Trust me, I see this everyday. I go to a prestigious private business university in Massachusetts. They do not offer liberal studies degrees; instead, we are put into a bubble and learn to live and breathe business. At my school, we are shaped to be the future corporate leaders of America. There, I am an Accounting Major with a concentration in Ethics and Social Responsibility. Mouth full right?
Nevertheless I began to realize that reaching my end goal, where I had always pictured my life to end up, was going to be a lot harder than I thought. As only a sophomore going to be a junior, I began to search for an internship. I wanted to be one step ahead of the game. Usually only juniors search for summer internships going into their senior years, because it’s usually believed that through that internship a job will be offered with them for full time post graduation.
A few months ago, I landed the offer of a life time. A direct accounting internship with the Executive Internal Controller of one of the biggest corporations in the world. Oh yes. I had an internship before I was even offered this one lined up. But it was not nearly as amazing as this one. Nevertheless, the point is, this past spring I really learned a few things after landing two great offers.
Since I’ve already rambled enough about myself, I’ll save the details for another article and continue with how to achieve that internship you’ve always dreamt of. These are general concepts, but step by step in the stages of gaining that internship.

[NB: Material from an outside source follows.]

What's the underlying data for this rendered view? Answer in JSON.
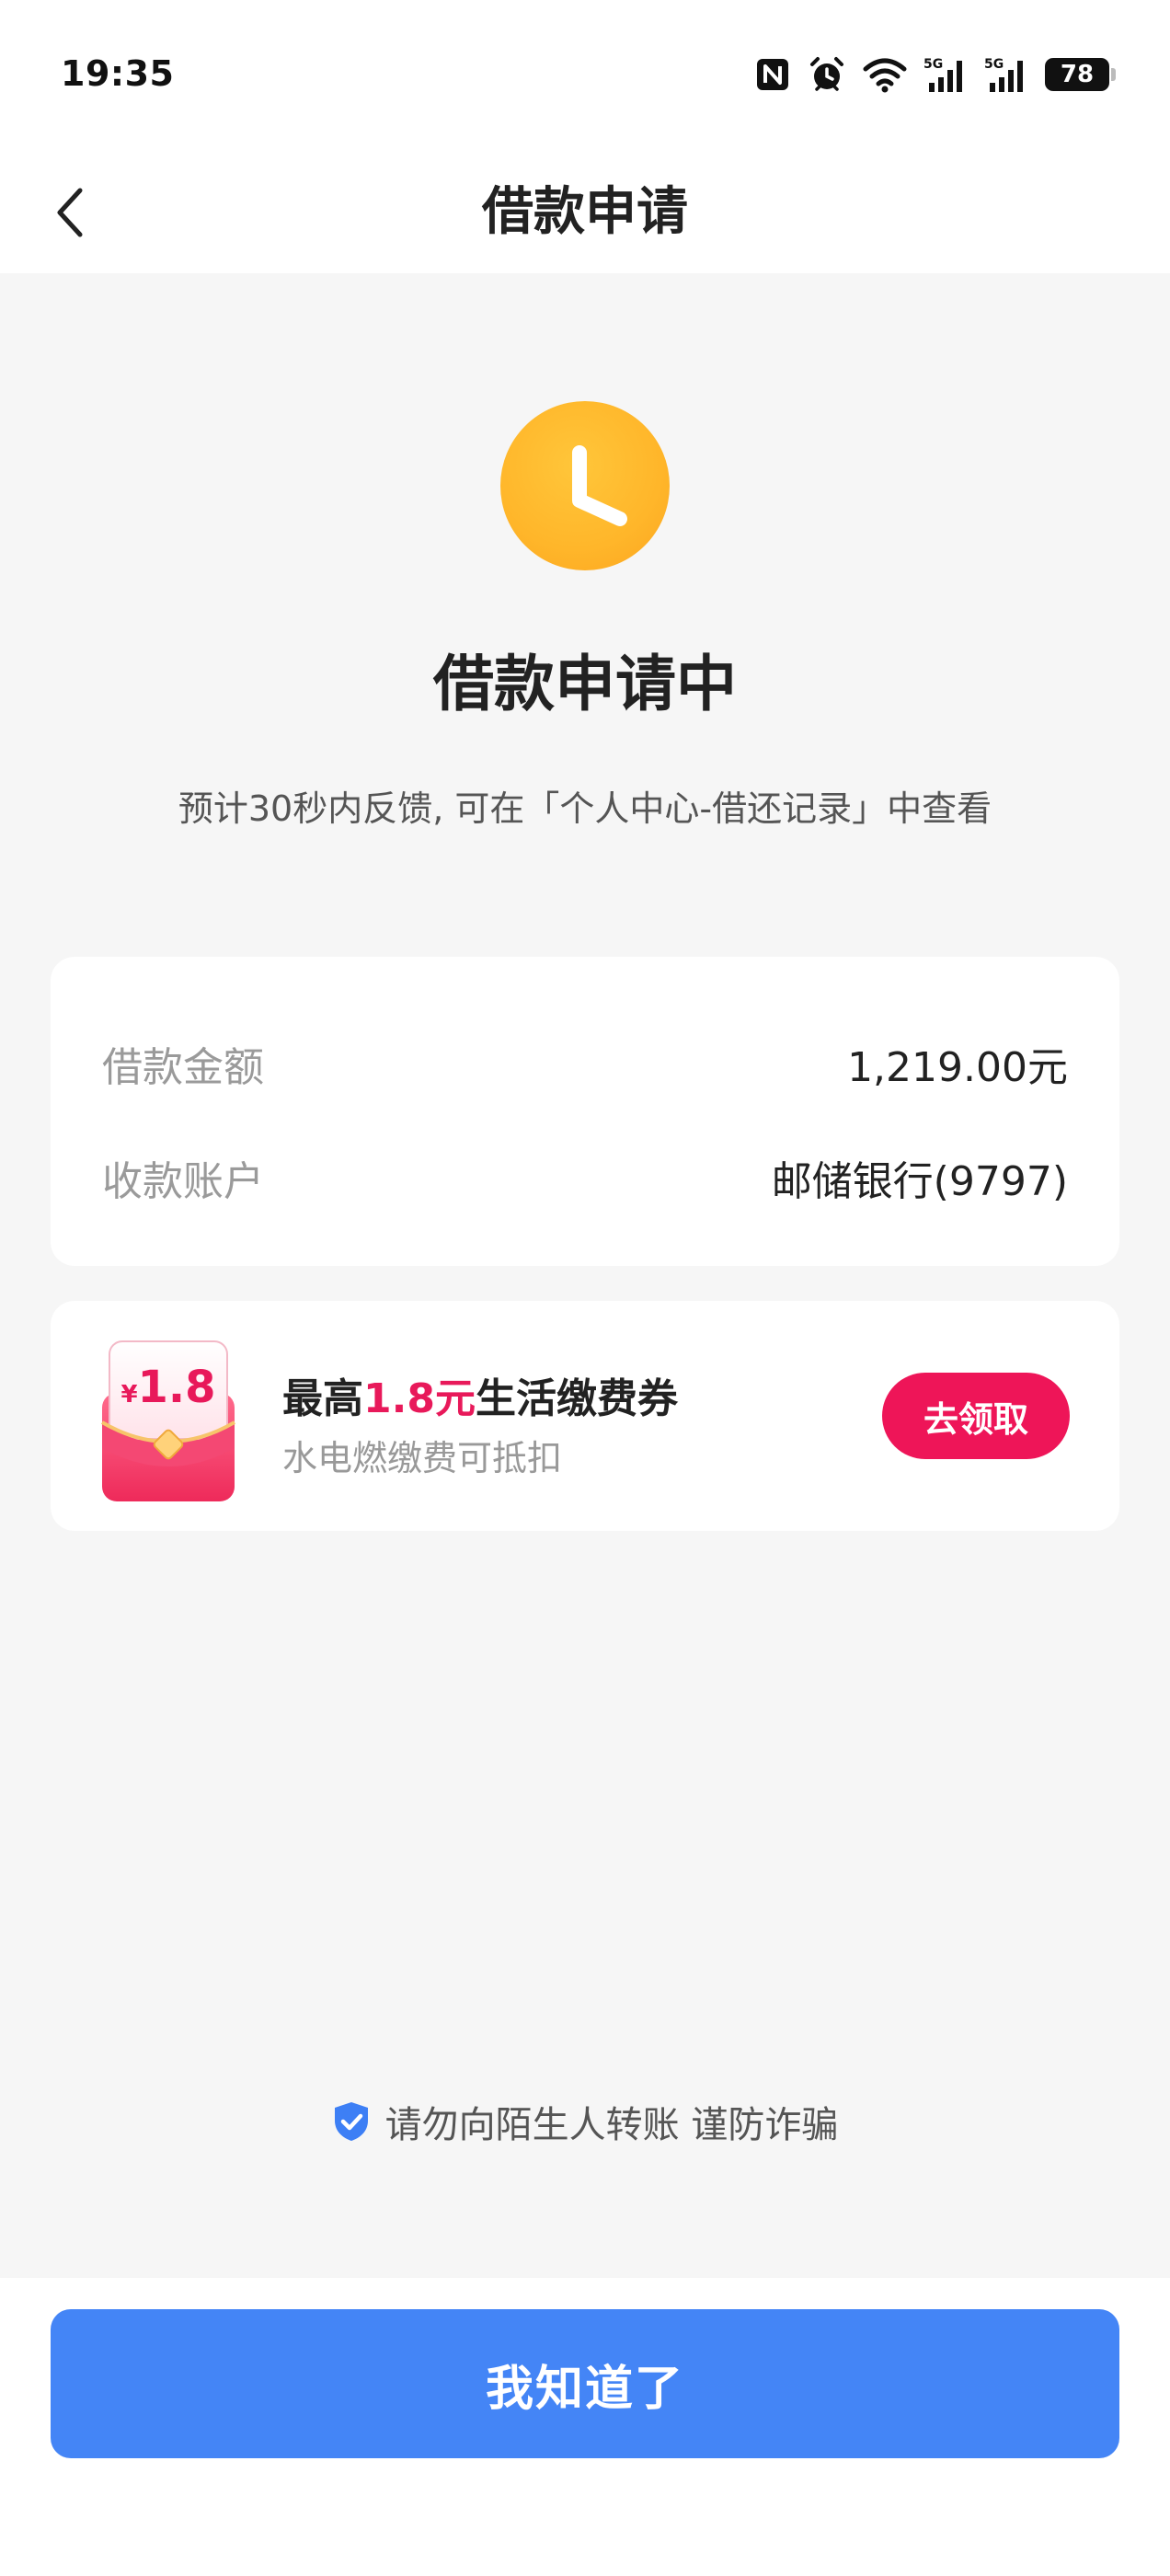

These worked for me, and they will certainly work for you.
1. Start Looking Early. I know this sounds ambitious, and sometimes even pointless. I started looking in January when posting for internships really start up around March. However, you never know what you’re going to find. And you don’t want to miss out on something if someone grabs it before you. Plus it looks good if you apply to something much earlier than the due date.

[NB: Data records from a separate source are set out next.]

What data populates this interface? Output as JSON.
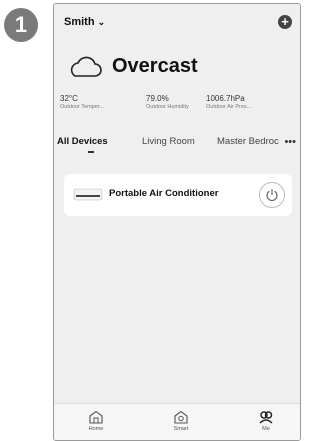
{
  "step_number": "1",
  "header": {
    "home_name": "Smith",
    "chevron": "⌄",
    "add_icon": "+"
  },
  "weather": {
    "condition": "Overcast",
    "icon": "cloud-icon"
  },
  "stats": [
    {
      "value": "32°C",
      "label": "Outdoor Temper..."
    },
    {
      "value": "79.0%",
      "label": "Outdoor Humidity"
    },
    {
      "value": "1006.7hPa",
      "label": "Outdoor Air Pres..."
    }
  ],
  "tabs": [
    {
      "label": "All Devices",
      "active": true
    },
    {
      "label": "Living Room",
      "active": false
    },
    {
      "label": "Master Bedroc",
      "active": false
    }
  ],
  "tabs_more": "•••",
  "devices": [
    {
      "name": "Portable Air Conditioner",
      "icon": "air-conditioner-icon"
    }
  ],
  "nav": [
    {
      "label": "Home",
      "icon": "home-icon"
    },
    {
      "label": "Smart",
      "icon": "smart-icon"
    },
    {
      "label": "Me",
      "icon": "me-icon"
    }
  ]
}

2. Send your Resume Out. A lot. Some people may disagree with me on this, but I have realized the power of sending your resume out. Do not hold back. If you are interested, send it out. Take the time and make your resume strong. It should be extensive and look professional. If you really want, invest in it a little and pay for a resume-editor. Resumes are tricky because it’s hard to stand out on a piece of paper. However, with enough work, it is possible. I know that when my boss offered me this internship for the summer, he said that was impressed with my resume and made him look at it twice. When people are going through potential candidates to hire, they usually spend less than a minute looking at resumes. So send it out, what’s the worst that can happen. You may not stand out at one person, but you might stand out at the next. And if you don’t stand out, there’s no harm done. They’ll probably just throw your resume in a pile with the others and forget all about you. As cynical as that sounds, that’s a good thing. In the business world, it’s always good to have a fresh clean slate.
3. Show Interest. Showing interest is absolutely crucial. Companies can tell who’s into them and who’s not. If you are passionate about where you want to work, tell them why. They want to hear this. They want to hire people that want to work for them. These are the people that will want to work hard and want to do well. Also there is a level of comfort for HR. Human Resources hates offering jobs out to people that reject them. So take the time, and submit a cover letter no matter where you are apply. Cover letters are usually looked at after the resume. If the resume was enough to grab their attention, the cover letter gives them the chance to learn a little more about you. There are plenty of guides on how to write a cover letter plastered around the internet, so make sure to read up on them. And most of all, in the cover letter, tell them why you want the job and why you should get it.
4. Nail the Interview. Interviews have never particularly been a struggle of mine. I have a very big personality, and have no problem striking up conversations with people I hardly know. My older sister is a publicist; pretty much paid to socialize, and she has given me a few tricks over the years. For those that get nervous and stumble, here are a few tricks. Eye contact. People love it. It shows your engaged yet confident in yourself. Think before you speak. It is okay to take a minute to pause and think before responding to a question in an interview. In fact, it is encouraged. Know what you are talking about. If you try to lie, you’ll probably sound like an idiot and not the type of person they want to hire. Trust me, I’ve tried to BS my way through a few topics and didn’t get the job because of it. Talk a lot, be bright and bold, have personality! Be serious, but know where you can crack a joke. Blow them away. If they enjoy talking to you, they’re more likely to believe they will enjoy working with you. And of course, if the interview is in person, dress up and look sharp.
5. Follow Up. Once again, I cannot stress how crucial this is. There have been times where I have forgotten to follow up and email the person that interviewed me. Those times I was not offered the job. Now, I’m not saying this is scientific but the times that I did follow up, I was most likely offered the job. By emailing, you are able to show your interest, your gratitude, and leave an even more lasting impression. Keep the email short and sweet. Say thanks for the taking the time to talk to me, I really enjoyed our conversation, blah blah blah. I really believe it makes a difference.
I wish you all good luck and I hope that this article has proven helpful for you!
Happy Internship Hunting!